[Items from a dataset]
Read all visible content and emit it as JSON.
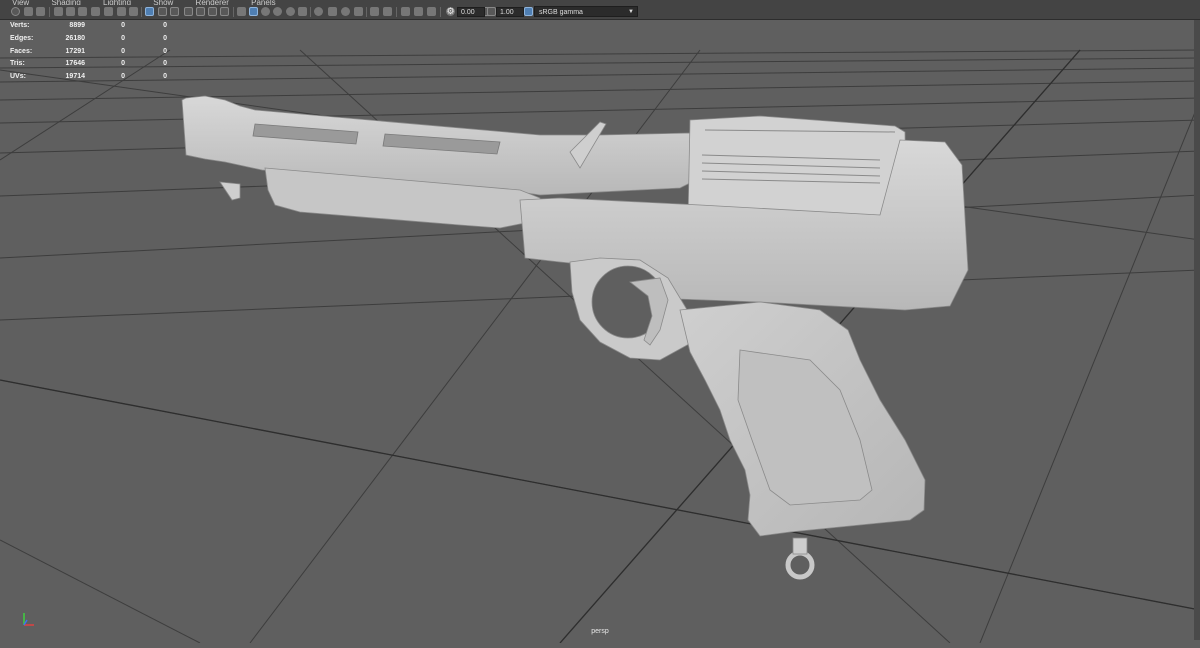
{
  "menubar": {
    "items": [
      "View",
      "Shading",
      "Lighting",
      "Show",
      "Renderer",
      "Panels"
    ]
  },
  "toolbar": {
    "exposure": "0.00",
    "gamma": "1.00",
    "color_space": "sRGB gamma"
  },
  "hud": {
    "rows": [
      {
        "label": "Verts:",
        "value": "8899",
        "sel": "0",
        "comp": "0"
      },
      {
        "label": "Edges:",
        "value": "26180",
        "sel": "0",
        "comp": "0"
      },
      {
        "label": "Faces:",
        "value": "17291",
        "sel": "0",
        "comp": "0"
      },
      {
        "label": "Tris:",
        "value": "17646",
        "sel": "0",
        "comp": "0"
      },
      {
        "label": "UVs:",
        "value": "19714",
        "sel": "0",
        "comp": "0"
      }
    ]
  },
  "viewport": {
    "camera": "persp",
    "model": "pistol-mesh",
    "background_color": "#5f5f5f",
    "model_color": "#c9c9c9"
  },
  "icons": {
    "axis": "xyz-axis-icon",
    "color_space_dropdown": "chevron-down-icon"
  }
}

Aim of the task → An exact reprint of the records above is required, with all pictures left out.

Completed task →
Read all visible content and emit it as JSON.
{
  "menubar": {
    "items": [
      "View",
      "Shading",
      "Lighting",
      "Show",
      "Renderer",
      "Panels"
    ]
  },
  "toolbar": {
    "exposure": "0.00",
    "gamma": "1.00",
    "color_space": "sRGB gamma"
  },
  "hud": {
    "rows": [
      {
        "label": "Verts:",
        "value": "8899",
        "sel": "0",
        "comp": "0"
      },
      {
        "label": "Edges:",
        "value": "26180",
        "sel": "0",
        "comp": "0"
      },
      {
        "label": "Faces:",
        "value": "17291",
        "sel": "0",
        "comp": "0"
      },
      {
        "label": "Tris:",
        "value": "17646",
        "sel": "0",
        "comp": "0"
      },
      {
        "label": "UVs:",
        "value": "19714",
        "sel": "0",
        "comp": "0"
      }
    ]
  },
  "viewport": {
    "camera": "persp",
    "model": "pistol-mesh",
    "background_color": "#5f5f5f",
    "model_color": "#c9c9c9"
  },
  "icons": {
    "axis": "xyz-axis-icon",
    "color_space_dropdown": "chevron-down-icon"
  }
}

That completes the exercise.